Simian immunodeficiency virus (SIV)-infected sooty mangabeys (SMs) do not develop AIDS despite high levels of viremia. Key factors involved in the benign course of SIV infection in SMs are the absence of chronic immune activation and low levels of infection of CD4(+) central memory (TCM) and stem cell memory (TSCM) T cells. To better understand the role of virus replication in determining the main features of SIV infection in SMs, we treated 12 SMs with a potent antiretroviral therapy (ART) regimen for 2 to 12 months. We observed that ART suppressed viremia to <60 copies/ml of plasma in 10 of 12 animals and induced a variable decrease in the level of cell-associated SIV DNA in peripheral blood (average changes of 0.9-, 1.1-, 1.5-, and 3.7-fold for CD4(+) transitional memory [TTM], TCM, effector memory [TEM], and TSCM cells, respectively). ART-treated SIV-infected SMs showed (i) increased percentages of circulating CD4(+) TCM cells, (ii) increased levels of CD4(+) T cells in the rectal mucosa, and (iii) significant declines in the frequencies of HLA-DR(+) CD8(+) T cells in the blood and rectal mucosa. In addition, we observed that ART interruption resulted in rapid viral rebound in all SIV-infected SMs, indicating that the virus reservoir persists for at least a year under ART despite lower infection levels of CD4(+) TCM and TSCM cells than those seen in pathogenic SIV infections of macaques. Overall, these data indicate that ART induces specific immunological changes in SIV-infected SMs, thus suggesting that virus replication affects immune function even in the context of this clinically benign infection. IMPORTANCE

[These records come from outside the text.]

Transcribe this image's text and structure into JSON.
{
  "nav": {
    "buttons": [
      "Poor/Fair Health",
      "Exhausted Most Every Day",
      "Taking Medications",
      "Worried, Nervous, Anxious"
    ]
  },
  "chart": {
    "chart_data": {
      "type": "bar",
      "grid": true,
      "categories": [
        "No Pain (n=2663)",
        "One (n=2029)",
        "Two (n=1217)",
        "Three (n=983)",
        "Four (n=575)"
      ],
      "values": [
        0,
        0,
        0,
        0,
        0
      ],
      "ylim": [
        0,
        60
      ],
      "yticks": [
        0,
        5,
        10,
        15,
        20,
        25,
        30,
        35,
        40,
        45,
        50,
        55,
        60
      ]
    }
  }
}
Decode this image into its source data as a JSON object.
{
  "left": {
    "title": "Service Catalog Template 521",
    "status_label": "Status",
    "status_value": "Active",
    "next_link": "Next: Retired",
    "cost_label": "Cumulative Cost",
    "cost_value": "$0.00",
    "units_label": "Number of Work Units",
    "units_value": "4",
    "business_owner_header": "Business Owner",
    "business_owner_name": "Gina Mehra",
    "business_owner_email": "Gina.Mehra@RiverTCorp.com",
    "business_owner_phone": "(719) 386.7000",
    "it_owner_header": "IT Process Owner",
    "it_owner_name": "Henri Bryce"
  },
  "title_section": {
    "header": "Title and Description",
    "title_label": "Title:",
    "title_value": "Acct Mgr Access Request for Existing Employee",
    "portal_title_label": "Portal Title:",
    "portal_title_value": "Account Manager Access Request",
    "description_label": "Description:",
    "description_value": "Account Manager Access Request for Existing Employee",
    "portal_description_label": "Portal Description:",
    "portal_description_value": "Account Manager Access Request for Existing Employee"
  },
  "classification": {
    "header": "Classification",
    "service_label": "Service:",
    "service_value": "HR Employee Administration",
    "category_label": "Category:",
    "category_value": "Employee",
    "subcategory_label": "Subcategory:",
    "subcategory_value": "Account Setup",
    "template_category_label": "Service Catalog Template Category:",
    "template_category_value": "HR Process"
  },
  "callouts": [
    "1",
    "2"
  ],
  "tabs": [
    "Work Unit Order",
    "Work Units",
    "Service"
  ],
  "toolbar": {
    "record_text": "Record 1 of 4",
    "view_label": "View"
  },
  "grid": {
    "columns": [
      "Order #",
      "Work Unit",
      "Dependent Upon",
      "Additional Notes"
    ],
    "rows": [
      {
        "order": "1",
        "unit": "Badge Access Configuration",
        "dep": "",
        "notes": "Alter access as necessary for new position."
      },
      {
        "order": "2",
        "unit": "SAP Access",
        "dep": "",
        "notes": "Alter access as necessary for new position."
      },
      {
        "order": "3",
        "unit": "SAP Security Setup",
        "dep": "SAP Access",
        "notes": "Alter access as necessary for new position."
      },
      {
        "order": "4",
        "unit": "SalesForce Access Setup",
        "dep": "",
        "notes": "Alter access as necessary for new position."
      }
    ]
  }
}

Studies of natural, nonpathogenic simian immunodeficiency virus (SIV) infection of African monkeys have provided important insights into the mechanisms responsible for the progression to AIDS during pathogenic human immunodeficiency virus (HIV) infection of humans and SIV infection of Asian macaques. In this study, for the first time, we treated SIV-infected sooty mangabeys, a natural host for the infection, with a potent antiretroviral therapy (ART) regimen for periods ranging from 2 to 12 months and monitored in detail how suppression of virus replication affected the main virological and immunological features of this nonpathogenic infection. The observed findings provide novel information on both the pathogenesis of residual immunological disease under ART during pathogenic infection and the mechanisms involved in virus persistence during primate lentiviral infections.